[Items listed in a dataset]
★ ★ ★ ★ ★

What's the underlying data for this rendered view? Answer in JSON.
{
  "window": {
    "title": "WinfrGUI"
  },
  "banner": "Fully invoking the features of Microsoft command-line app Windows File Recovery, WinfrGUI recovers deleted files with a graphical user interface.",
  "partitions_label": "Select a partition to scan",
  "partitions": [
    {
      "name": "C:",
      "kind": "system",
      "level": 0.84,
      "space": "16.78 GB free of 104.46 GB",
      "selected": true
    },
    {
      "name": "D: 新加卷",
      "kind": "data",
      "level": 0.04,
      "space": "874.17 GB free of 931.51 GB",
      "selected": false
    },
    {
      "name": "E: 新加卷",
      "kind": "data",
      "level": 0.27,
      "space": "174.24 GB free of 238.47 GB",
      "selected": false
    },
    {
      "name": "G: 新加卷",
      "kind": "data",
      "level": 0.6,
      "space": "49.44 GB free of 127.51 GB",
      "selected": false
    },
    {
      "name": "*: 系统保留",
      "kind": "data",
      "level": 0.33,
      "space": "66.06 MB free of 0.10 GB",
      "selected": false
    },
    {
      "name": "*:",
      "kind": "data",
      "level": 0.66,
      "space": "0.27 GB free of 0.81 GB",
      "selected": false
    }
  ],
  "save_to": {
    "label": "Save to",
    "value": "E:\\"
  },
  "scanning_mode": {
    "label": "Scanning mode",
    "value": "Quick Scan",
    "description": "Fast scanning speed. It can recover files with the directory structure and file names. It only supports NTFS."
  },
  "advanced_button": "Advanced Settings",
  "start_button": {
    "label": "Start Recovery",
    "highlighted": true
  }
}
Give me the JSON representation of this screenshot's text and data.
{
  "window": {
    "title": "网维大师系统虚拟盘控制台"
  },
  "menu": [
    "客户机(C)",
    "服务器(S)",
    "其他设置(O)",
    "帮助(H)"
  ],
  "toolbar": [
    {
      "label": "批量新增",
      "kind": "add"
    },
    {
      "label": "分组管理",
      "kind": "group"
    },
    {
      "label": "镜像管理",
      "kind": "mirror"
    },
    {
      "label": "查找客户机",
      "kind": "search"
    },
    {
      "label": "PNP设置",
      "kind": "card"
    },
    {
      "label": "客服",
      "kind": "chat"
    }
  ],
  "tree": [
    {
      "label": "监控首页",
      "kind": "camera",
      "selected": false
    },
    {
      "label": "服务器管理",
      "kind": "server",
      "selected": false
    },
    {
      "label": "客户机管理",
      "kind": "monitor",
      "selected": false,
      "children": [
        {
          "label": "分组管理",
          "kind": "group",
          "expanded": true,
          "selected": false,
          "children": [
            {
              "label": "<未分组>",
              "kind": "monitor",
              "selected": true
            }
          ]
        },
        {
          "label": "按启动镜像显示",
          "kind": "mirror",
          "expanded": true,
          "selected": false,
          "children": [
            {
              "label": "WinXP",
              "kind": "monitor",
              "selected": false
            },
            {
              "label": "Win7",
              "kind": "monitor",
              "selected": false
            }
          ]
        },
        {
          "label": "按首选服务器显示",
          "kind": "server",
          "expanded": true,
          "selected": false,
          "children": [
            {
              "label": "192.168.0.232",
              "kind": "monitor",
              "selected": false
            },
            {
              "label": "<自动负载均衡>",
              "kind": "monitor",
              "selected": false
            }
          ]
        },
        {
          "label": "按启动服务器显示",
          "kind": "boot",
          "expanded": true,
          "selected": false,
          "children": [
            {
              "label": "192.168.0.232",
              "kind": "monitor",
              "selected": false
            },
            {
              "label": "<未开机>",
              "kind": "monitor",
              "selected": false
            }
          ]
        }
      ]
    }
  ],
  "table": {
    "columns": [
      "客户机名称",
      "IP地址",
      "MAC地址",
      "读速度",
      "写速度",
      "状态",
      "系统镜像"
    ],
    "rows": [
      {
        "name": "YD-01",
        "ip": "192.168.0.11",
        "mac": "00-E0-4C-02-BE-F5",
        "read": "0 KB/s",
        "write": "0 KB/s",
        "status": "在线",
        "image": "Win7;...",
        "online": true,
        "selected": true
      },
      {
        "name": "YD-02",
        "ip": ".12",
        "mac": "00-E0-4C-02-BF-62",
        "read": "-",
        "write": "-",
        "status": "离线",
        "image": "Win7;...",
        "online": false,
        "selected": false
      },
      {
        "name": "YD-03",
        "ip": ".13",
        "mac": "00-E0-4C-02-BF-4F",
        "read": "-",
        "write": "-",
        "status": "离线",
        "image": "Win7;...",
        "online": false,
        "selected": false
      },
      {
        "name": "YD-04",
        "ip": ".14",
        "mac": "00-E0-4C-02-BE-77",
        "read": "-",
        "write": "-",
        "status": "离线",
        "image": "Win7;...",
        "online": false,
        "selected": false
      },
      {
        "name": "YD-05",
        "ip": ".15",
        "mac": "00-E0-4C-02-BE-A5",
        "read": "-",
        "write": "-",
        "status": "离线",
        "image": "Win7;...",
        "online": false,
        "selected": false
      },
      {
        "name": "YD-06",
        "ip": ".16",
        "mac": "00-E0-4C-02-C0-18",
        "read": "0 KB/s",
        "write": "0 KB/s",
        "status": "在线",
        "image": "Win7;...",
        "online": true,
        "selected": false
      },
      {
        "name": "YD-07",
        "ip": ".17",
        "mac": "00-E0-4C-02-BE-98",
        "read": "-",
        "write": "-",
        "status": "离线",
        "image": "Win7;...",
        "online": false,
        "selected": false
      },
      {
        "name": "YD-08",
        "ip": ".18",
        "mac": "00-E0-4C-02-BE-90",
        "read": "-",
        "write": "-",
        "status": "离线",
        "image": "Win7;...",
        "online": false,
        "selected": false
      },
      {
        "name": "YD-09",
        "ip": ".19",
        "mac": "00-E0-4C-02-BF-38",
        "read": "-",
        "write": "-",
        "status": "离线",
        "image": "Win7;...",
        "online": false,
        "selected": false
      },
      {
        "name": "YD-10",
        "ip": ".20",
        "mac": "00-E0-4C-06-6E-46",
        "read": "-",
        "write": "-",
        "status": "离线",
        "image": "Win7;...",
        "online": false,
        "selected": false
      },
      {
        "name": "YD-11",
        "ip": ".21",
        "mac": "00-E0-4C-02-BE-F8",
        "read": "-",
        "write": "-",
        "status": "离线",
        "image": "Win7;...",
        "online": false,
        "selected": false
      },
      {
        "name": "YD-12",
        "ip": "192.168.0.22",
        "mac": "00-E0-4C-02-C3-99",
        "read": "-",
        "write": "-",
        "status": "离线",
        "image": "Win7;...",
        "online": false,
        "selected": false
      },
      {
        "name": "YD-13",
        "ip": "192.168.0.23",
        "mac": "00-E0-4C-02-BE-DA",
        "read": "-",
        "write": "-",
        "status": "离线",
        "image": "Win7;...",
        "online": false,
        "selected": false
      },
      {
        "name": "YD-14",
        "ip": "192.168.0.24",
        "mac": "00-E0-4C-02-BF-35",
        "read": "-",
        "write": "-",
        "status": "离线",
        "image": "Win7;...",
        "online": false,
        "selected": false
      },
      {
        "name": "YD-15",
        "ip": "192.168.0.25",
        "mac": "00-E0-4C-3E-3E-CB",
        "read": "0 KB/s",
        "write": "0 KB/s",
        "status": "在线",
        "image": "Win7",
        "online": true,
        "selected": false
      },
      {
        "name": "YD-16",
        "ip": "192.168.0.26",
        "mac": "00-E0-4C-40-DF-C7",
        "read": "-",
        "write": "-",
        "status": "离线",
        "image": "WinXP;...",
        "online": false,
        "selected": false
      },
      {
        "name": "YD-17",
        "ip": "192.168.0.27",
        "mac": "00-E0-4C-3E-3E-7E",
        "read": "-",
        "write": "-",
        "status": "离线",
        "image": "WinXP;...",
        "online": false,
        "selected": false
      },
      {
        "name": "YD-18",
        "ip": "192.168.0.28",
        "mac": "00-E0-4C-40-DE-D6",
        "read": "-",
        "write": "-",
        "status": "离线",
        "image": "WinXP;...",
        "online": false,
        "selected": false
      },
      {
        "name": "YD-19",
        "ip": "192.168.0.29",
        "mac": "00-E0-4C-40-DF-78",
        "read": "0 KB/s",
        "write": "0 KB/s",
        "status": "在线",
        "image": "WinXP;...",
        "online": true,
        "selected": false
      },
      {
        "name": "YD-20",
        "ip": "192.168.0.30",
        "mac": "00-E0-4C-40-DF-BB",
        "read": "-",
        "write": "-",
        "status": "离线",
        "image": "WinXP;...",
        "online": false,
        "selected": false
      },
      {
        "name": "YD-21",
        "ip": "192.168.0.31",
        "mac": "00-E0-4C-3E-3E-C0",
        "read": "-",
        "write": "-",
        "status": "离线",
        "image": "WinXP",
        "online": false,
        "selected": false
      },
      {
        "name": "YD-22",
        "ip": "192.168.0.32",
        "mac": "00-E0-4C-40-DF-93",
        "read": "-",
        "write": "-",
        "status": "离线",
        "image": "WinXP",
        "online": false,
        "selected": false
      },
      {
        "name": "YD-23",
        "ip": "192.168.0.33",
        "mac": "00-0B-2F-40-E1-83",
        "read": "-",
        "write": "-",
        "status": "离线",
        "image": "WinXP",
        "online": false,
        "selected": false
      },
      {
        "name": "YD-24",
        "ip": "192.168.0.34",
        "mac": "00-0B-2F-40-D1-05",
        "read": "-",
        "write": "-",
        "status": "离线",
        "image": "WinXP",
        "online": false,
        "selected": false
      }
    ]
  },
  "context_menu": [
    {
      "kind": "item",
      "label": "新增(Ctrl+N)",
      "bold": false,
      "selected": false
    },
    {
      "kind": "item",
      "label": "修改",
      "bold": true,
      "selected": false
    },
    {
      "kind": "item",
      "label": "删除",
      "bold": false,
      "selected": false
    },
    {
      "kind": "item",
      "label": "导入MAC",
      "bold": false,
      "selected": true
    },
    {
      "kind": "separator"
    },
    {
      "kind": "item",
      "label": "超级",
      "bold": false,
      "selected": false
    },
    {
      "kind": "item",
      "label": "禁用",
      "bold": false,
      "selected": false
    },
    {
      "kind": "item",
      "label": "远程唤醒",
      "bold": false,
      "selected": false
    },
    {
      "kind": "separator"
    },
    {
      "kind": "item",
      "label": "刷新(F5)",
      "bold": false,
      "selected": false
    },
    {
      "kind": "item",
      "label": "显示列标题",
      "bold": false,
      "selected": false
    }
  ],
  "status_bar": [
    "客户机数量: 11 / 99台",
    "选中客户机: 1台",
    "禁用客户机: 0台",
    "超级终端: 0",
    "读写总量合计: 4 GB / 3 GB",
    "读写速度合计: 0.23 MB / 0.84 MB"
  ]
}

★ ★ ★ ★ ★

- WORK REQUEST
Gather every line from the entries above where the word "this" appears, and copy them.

- EXERCISE ANSWER
What's the underlying data for this rendered view? Answer in JSON.
Give me the JSON representation of this screenshot's text and data.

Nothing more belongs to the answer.